The province claimed new regs would save 1,500 trees from logging, but internal memos obtained by The Tyee said otherwise.
By Andrew MacLeod for The Tyee
OFFICIALS IN BRITISH COLUMBIA’S Forests Ministry understood that a regulation introduced in 2020 to protect big trees on public lands would have little impact. They designed it that way.
Internal records released to The Tyee in response to a Freedom of Information request confirm critics’ suspicions that the Special Tree Protection Regulation was meant to sound good to the public while continuing to protect the interests of the logging industry.
“Timber supply and economic impacts associated with the use of the proposed specifications are predicted to be insignificant when viewed on a provincial scale,” said a Forests Ministry memo dated Jan. 14, 2020 — some eight months before the government enacted the regulation.
The regulations apply to a dozen tree species on Crown and private lands managed under the Forest Act. Trees above set diameters, measured at chest height, are protected from logging. A hectare of forest surrounding each of those trees is also protected as a buffer.
Read more on The Tyee...
“We’re undervaluing it so much that it’s not creating that incentive to protect it,” says local grad student
From PIQUE News Magazine, by Megan Lalonde
TREES ARE POWERFUL PLAYERS in the fight against climate change, serving as “carbon sinks” that pull greenhouse gas (GHG) emissions out of the atmosphere and improve air quality—but with lumber prices on the rise in recent years, that doesn’t mean they’re priceless.
In terms of dollars, just how valuable is Whistler’s temperate rainforest standing?
That’s one question Whistler-based graduate student Jared Areshenkoff sought to answer through his recent master’s research for Royal Roads University. As part of his research, Areshenkoff evaluated how much carbon the Resort Municipality of Whistler's (RMOW) trees can effectively store, based on the pollutant’s current and future market price. His research focused on above-ground biomass—so branches, stems, foliage and bark—located within the resort’s boundaries.
“Nearly everything that is considered in today’s world is typically viewed from an economic lens, including the steps needed for climate change mitigation. I wanted to use that same argument in order to put a value on trees within the RMOW that doesn’t include lumber value,” he explained in an email.
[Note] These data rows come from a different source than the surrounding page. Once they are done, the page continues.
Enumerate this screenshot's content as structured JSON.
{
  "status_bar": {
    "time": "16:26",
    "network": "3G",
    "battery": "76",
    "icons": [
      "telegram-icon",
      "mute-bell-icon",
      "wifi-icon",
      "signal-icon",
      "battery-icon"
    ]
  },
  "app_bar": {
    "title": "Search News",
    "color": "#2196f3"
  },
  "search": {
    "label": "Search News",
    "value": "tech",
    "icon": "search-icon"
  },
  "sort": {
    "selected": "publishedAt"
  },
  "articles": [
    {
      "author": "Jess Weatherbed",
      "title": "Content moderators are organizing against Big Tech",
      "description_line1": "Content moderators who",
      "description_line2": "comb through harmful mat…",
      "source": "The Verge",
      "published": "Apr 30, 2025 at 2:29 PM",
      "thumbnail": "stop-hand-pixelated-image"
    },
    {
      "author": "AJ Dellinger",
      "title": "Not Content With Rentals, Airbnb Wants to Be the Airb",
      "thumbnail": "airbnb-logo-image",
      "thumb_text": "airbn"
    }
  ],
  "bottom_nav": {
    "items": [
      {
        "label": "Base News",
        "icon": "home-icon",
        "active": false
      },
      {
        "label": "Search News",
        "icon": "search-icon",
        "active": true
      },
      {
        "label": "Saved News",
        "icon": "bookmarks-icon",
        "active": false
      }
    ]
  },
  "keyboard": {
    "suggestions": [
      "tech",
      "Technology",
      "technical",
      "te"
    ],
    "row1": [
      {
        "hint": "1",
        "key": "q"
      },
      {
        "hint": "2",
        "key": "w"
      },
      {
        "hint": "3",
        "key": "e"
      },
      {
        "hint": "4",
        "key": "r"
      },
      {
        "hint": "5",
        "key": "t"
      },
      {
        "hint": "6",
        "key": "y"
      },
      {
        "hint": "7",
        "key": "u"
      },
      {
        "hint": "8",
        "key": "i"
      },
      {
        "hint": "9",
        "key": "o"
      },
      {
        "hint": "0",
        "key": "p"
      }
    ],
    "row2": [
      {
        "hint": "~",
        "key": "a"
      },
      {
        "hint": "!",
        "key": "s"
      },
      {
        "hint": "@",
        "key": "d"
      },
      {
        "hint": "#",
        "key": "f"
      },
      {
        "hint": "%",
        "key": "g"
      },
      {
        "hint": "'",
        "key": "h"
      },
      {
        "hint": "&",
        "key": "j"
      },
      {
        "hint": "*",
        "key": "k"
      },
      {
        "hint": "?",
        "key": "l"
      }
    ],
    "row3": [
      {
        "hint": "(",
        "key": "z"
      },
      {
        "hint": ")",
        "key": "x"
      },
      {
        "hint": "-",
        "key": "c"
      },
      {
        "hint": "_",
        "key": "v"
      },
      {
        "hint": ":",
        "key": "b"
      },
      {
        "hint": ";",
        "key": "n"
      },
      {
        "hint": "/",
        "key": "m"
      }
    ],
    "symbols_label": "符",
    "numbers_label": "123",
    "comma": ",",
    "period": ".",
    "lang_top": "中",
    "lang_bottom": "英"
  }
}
“Essentially, what this research is about is providing another argument for protection,” he added in a follow-up conversation.
As Areshenkoff discovered, Whistler’s trees are significantly undervalued.
by Cloe Logan at Canada’s National Observer
Rod Cumberland, a former college professor who has long crusaded against the use of a herbicide called glyphosate, alleges his environmental views cost him his job at the Maritime College of Forest Technology (MCFT) in Fredericton, N.B.
As the August date for his wrongful dismissal trial approaches, he says a suite of emails his lawyer obtained through a freedom-of-information request will prove it.
The emails show his colleagues at the college, as well as Natural Resources Canada (NRCan) staff and forestry players such as J.D. Irving, calling Cumberland’s views on glyphosate biased and stressing he “should not be undermining federal scientists.”
Read the full story
By Robert Hunziker at countercurrents.org
Woody biomass, or burning trees to produce renewable energy, is spreading beyond the shores of Europe, where it’s wildly popular and outpacing solar and wind. It’s headed for Japan and South Korea, where subsidies for woody biomass displace funding for solar and wind. Umm, what’s wrong with this picture?
In order to know specifically what’s wrong it’s pertinent to take notice of the factual details about the integrity of woody biomass to discover whether it’s truly one of the biggest blunders of the 21st century.
Woody biomass is not a viable solution for global warming mitigation purposes. It has been the subject of considerable scientific debate with several voices expressing alarm over the absurd concept of burning trees to reduce global emissions. It’s shocking!
Nevertheless, it is happening right under our collective noses and fully endorsed by the European Union (EU) yet the Intergovernmental Panel on Climate Change (IPCC) does not endorse it. This is proof-positive that absurdity knows no limits.